7 September 2022
Anyone can create a list of outstanding books to read. If you want bestsellers, promising new writers, or classics to revisit, there’s a list for that. If I throw together another one, is anyone even looking? With that in mind, the following is not a list. These are not suggestions. You’ve heard enough of those. Read on if book recommendations bore you.
The Prize-Winning Novel makes every literary list. When they come out, publishers promote them as the latest gift from a living god. That’s what they are. They are worth revisiting, revealing more of themselves on a second or third read. Google Hilary Mantel, Joyce Carol Oates, or Toni Morrison (sadly deceased).
The Debut Novel has a special buzz. The publisher loads the cover with rave reviews from notable writers and critics. “… best debut this year,” they might say, or “… destined to join To Kill A Mockingbird as a modern classic.” The products of aggressive searches for the next big thing, they may feel a little forced. But they are inclusive, reflecting the Own Voices and young talents whose bold fresh stories move the conversation forward. Read Jonathan Escoffery’s If I Survive You, reviewed here. Look for Sour Heart by Jenny Zhang and Zadie Smith’s debut from 2000, White Teeth.
The Old Standby is like Saturday jeans. These books are worth their inch on the bookshelf. When it’s time to take stock, face facts, and lighten the load for the moving truck, these old friends always make the cut. Have you read John Kennedy Toole’s Confederacy of Dunces? Try Shirley Jackson’s Haunting of Hill House, Larry McMurtry’s Lonesome Dove, and Donna Tartt’s The Secret History.

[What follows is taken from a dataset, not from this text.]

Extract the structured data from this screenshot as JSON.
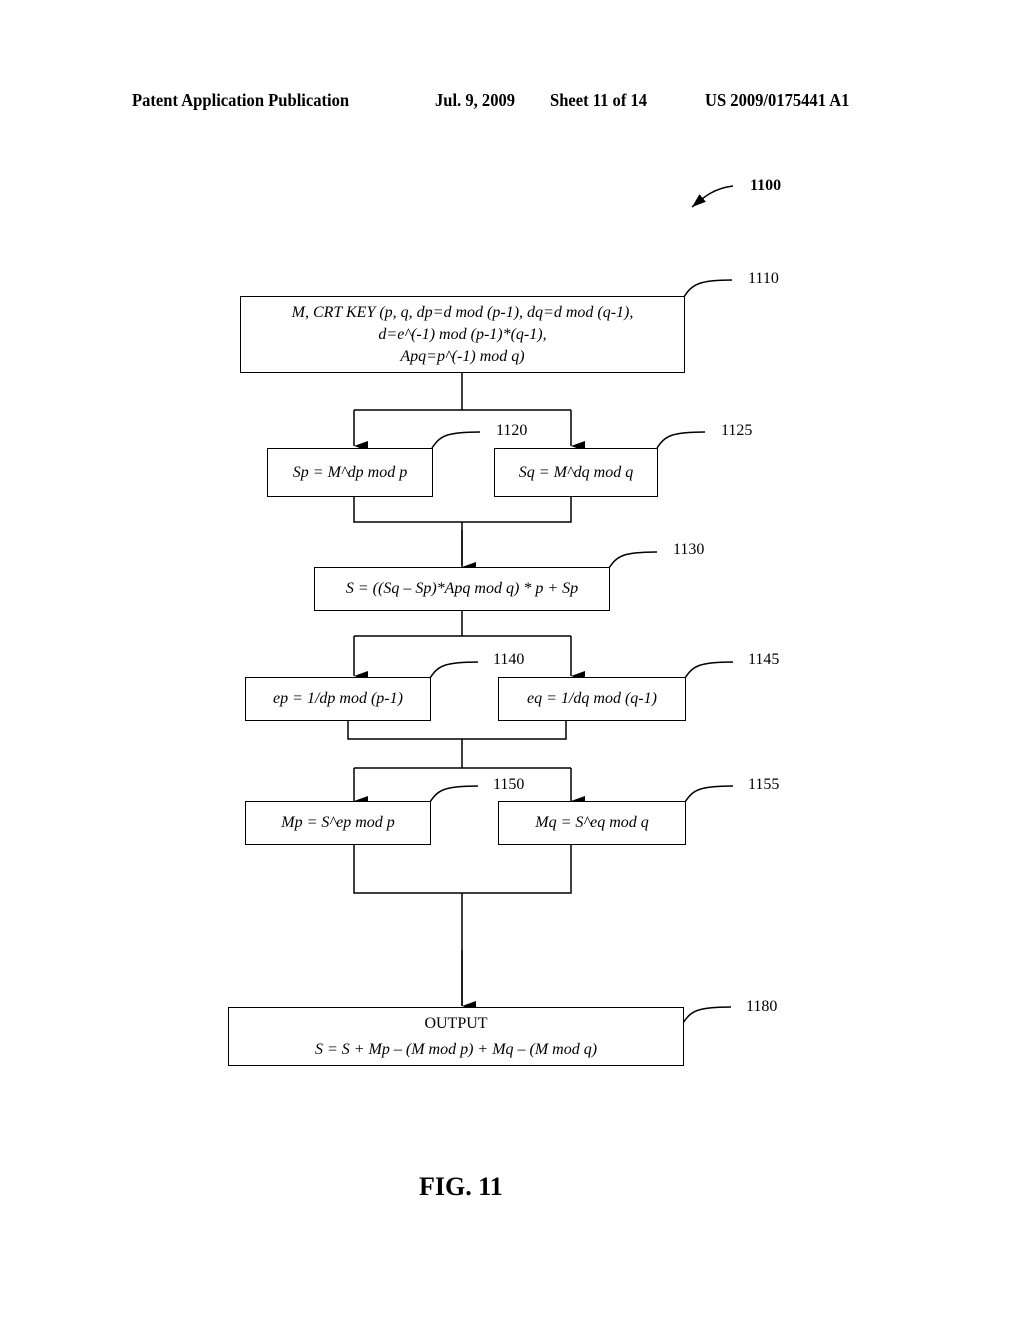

A Bestseller moves a gazillion copies, gets made into a massive movie franchise, making the writer rich and famous. These things are fun. They are called “un-put-down-able.” Other euphemisms include “beach reads,” “lighter fare,” and “guilty pleasures.” Good ones don’t come along often, and the inevitable sequels are nearly always second rate. Not much staying power, either. The top titles of 2012 were Fifty Shades of Gray and The Hunger Games. Thoughtful reads to return to for deeper insight? Or (maybe more than) slightly embarrassing?
Vintage Children’s Books are a minefield. Old titles often contain language and images that reflect the norms and assumptions of earlier generations. Feared for stirring up charged memories and reinforcing negative stereotypes, they are also a reservoir of our history and heritage. We can now show ugly attitudes for what they are (destructive, short-sighted, and immoral) and further the important progress underway in our children’s generation. I don’t recommend these books, but when you find one, be brave. See if there’s more to learn from having a tough talk with a young person than lobbying the library to remove it from the shelves.
Most readers have a to-read list long enough to roll right out the front door. If you’re a glutton for punishment, check back here from time to time for more thoughts on books to read (or avoid). Follow my blog for updates on recent stories, book reviews, and articles. And enjoy your day.